This is a reposting of an article I originally wrote on my Developing for Dynamics GP blog.
On my computers at home I have a backup and synchronization regime to ensure that each computer has access to the files I want (even when offline) and that there is no chance of losing any data in the event of a disaster.
In this post, I will explain my regime and some of the tools and tricks I have learnt. While I am sure others will have their own systems and might not agree with what I am doing. I hope you find this information helpful and maybe something in this post will save your data one day.
Note: This system was set up when I was running Winthrop Dexterity Consultants from home and is probably a little over the top. After you lose data a few times, it does not seem over the top anymore.

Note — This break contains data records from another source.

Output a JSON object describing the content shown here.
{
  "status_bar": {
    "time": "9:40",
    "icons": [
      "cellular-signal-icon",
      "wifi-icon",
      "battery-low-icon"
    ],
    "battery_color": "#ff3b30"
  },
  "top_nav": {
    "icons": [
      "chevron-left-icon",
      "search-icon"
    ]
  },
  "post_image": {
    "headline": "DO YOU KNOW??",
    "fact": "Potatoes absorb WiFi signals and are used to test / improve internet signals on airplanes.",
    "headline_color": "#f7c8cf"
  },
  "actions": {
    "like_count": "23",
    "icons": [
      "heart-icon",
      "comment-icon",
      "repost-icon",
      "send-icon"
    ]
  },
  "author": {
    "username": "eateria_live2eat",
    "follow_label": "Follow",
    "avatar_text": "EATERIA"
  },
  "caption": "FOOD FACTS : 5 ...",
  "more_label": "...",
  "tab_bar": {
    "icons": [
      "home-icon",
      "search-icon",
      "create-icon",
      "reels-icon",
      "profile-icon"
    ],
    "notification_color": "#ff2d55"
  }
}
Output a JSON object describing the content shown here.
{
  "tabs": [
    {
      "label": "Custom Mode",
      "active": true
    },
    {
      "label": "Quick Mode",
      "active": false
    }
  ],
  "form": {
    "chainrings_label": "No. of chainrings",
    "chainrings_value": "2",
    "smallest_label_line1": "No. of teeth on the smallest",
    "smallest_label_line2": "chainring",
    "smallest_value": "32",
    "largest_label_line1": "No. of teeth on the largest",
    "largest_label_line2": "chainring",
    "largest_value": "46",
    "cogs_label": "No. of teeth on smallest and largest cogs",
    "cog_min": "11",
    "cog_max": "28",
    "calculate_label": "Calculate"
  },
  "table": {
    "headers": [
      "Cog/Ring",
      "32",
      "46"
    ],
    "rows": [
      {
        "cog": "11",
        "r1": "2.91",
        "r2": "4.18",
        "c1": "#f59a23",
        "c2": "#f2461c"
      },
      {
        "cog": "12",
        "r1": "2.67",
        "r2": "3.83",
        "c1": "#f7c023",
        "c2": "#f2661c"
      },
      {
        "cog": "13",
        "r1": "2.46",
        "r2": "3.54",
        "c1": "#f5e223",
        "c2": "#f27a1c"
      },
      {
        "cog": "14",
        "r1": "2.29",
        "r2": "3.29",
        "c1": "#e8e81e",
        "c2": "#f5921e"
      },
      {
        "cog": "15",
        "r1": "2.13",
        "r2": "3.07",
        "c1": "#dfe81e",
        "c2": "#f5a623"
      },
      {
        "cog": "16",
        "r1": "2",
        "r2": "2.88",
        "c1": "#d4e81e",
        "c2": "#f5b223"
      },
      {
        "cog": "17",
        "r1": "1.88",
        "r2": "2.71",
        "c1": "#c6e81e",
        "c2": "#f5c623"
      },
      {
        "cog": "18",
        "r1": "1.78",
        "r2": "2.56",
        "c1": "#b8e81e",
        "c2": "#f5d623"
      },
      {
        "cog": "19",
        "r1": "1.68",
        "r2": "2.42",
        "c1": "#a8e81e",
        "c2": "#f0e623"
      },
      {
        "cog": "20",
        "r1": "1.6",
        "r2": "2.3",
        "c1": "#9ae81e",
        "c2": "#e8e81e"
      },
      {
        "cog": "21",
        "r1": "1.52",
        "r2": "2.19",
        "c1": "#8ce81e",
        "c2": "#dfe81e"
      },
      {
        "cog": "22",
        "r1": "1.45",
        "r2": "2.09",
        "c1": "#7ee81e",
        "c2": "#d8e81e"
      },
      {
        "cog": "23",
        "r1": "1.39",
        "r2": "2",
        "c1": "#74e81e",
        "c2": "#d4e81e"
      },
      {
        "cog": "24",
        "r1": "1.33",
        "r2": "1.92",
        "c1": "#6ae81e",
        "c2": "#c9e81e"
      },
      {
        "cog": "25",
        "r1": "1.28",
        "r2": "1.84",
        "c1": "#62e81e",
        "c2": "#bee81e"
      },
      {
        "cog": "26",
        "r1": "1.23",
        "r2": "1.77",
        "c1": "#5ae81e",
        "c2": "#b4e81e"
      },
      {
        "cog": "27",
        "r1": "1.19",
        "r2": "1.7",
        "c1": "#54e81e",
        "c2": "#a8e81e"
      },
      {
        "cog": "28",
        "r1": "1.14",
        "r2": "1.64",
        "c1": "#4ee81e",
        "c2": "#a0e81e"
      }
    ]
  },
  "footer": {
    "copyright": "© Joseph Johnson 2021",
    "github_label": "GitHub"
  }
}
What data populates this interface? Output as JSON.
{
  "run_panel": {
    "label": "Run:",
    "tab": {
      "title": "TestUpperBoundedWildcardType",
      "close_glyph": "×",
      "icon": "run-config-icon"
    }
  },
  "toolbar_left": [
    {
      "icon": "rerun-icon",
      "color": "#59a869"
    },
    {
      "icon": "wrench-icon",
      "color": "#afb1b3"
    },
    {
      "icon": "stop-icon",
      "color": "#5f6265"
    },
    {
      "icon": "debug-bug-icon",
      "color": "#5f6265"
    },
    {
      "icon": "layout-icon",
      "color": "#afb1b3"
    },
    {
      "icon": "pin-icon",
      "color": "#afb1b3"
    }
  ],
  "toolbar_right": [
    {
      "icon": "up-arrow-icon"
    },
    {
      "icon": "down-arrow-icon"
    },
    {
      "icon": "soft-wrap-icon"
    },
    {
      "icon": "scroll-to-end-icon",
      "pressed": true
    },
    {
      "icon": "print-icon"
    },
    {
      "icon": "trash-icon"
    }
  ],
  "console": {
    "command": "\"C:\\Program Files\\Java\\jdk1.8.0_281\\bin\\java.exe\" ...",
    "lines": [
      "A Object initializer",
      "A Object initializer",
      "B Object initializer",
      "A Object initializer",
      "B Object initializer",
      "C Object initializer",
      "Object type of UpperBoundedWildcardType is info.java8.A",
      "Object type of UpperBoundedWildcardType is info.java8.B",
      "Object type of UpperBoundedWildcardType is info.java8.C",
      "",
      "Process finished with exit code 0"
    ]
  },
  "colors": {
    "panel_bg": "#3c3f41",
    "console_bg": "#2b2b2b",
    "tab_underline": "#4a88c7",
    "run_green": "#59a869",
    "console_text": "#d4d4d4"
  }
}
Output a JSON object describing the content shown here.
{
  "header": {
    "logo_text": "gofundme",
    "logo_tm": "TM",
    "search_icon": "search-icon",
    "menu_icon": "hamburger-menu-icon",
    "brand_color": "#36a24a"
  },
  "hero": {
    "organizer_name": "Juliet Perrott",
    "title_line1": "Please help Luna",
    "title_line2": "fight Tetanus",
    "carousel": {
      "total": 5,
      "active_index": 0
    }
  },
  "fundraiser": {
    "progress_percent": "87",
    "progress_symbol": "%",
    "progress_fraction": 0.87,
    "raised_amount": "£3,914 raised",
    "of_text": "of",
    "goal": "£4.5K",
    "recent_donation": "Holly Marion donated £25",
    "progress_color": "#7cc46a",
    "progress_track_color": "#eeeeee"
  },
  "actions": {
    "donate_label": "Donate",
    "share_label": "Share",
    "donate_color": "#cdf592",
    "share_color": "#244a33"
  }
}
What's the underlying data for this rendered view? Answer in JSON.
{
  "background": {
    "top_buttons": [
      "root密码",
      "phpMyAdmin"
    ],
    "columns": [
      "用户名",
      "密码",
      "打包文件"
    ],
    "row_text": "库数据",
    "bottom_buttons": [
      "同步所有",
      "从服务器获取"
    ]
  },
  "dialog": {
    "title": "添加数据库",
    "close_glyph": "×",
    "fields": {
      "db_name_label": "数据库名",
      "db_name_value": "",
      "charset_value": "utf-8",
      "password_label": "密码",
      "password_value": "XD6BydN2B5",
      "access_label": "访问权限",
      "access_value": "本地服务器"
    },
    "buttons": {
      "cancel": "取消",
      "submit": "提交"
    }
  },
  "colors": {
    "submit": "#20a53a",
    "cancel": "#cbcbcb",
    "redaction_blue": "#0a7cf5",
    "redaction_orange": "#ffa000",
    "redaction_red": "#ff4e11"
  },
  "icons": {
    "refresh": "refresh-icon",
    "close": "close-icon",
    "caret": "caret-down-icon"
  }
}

Basically, I store all my data in 4 folders:
This folder contains backups of any content created by me that is not a document. For example: Development projects, Exchange/Outlook files, Websites, etc.
This folder contains all the install files for tools and utilities that I like to use as well as drivers for my machines: Files I want to be able to access, but not created by me.
Its name is a legacy of the fact that I used to burn each sub folder to a CD, so I could carry it around with me. Now I just carry the files and folders I want on a USB Drive.
This is where all my documents are created. I don’t use the default user folders as they cannot be shared so easily across users and machines.
In Office options, I change the application’s default save folder from C:UsersDavidDocuments to C:My Documents.
This folder has sub folders for Music, Pictures and Videos and contains all my media files. I don’t use the default user folders as they cannot be shared so easily across users and machines.
I manually add the appropriate folders to the Windows Libraries so the windows apps can find my media.
Hint: On my Surface Pro tablet, I have added a micro SD card which I use to store the Media folder on. It is drive D: on the machine. However, I created a blank folder C:Media and then using the Disk Manager (Computer Management >> Storage >> Disk Management), I right click on the drive and select Change Drive Letters and Paths and Add the C:Media path to mount drive D: as though it is the C:Media folder. This is a great way to expand storage on a tablet for files which are write once, read many (WORM) times files.
Now that you know how I have my data stored, we can discuss how I back it up.
Each of my computers has an extra drive. In a couple, that is a secondary internal drive and in the others it is a USB external drive. Note that this drive needs to be a separate physical drive and not a partition on the same drive. If it was a partition and the drive failed, you would lose both the original and the backup.
I also have a NAS (Network Attached Storage) drive, which is the central storage and the link between each of the machines on my network. This is a NetGear 4 bay NAS device which currently has two mirrored 2TB Drives in it. With two free bays, I have room to expand when I need it. It you don’t have a NAS, select a machine which is always at home and share the folders so it can become the central link.
My Synchronizing Regime
Using the wonderful SyncToy 2.1 free tool from Microsoft, on each machine I set up synchronization for the four folders (above) between the matching shares on the NAS and to the local extra drive on the machine.
By running SyncToy on each machine every week or so, any changes made on any machine are synchronized up to the NAS and onto the extra drive. To get all machines and drives synchronized normally takes running SyncToy once on every machine to move all changes to the NAS and then running it twice more on each machine to bring the changes from the NAS to the local drive and then from the local drive to the external drive. While this is a manual process, it does not take long.
On one of my machines I have an extra external drive which is also synchronized with SyncToy. This drive is swapped regularly with an identical drive that lives at my Mother-in-law’s house. She backs up her system with a similar SyncToy arrangement I set up for her. This means that my data is offsite and her data is also backed up and offsite. I would highly recommend buying two large external drives so you can set up a swapping arrangement with a good friend or family member.
Using this arrangement, you will never lose much data, even if you have drives fail, machines fail or worse a disaster hits your house.
So here is a summary of the tips:
You can add other folders to your Libraries for Music, Pictures, Videos so you are not limited to the default user folders.
You can mount flash drive storage so it appears as part of your main C: drive.
Backup or synchronize your data to a separate physical drive.
Use a central machine or NAS drive to allow all machine to synchronize to a central location.
Take a backup offsite. Swap an external drive with a friend or family member.
Use SyncToy to only copy the changes made.
Hope you found this information useful.
This article was originally posted on the Developing for Dynamics GP Blog and has been reposted on http://www.winthropdc.com/blog.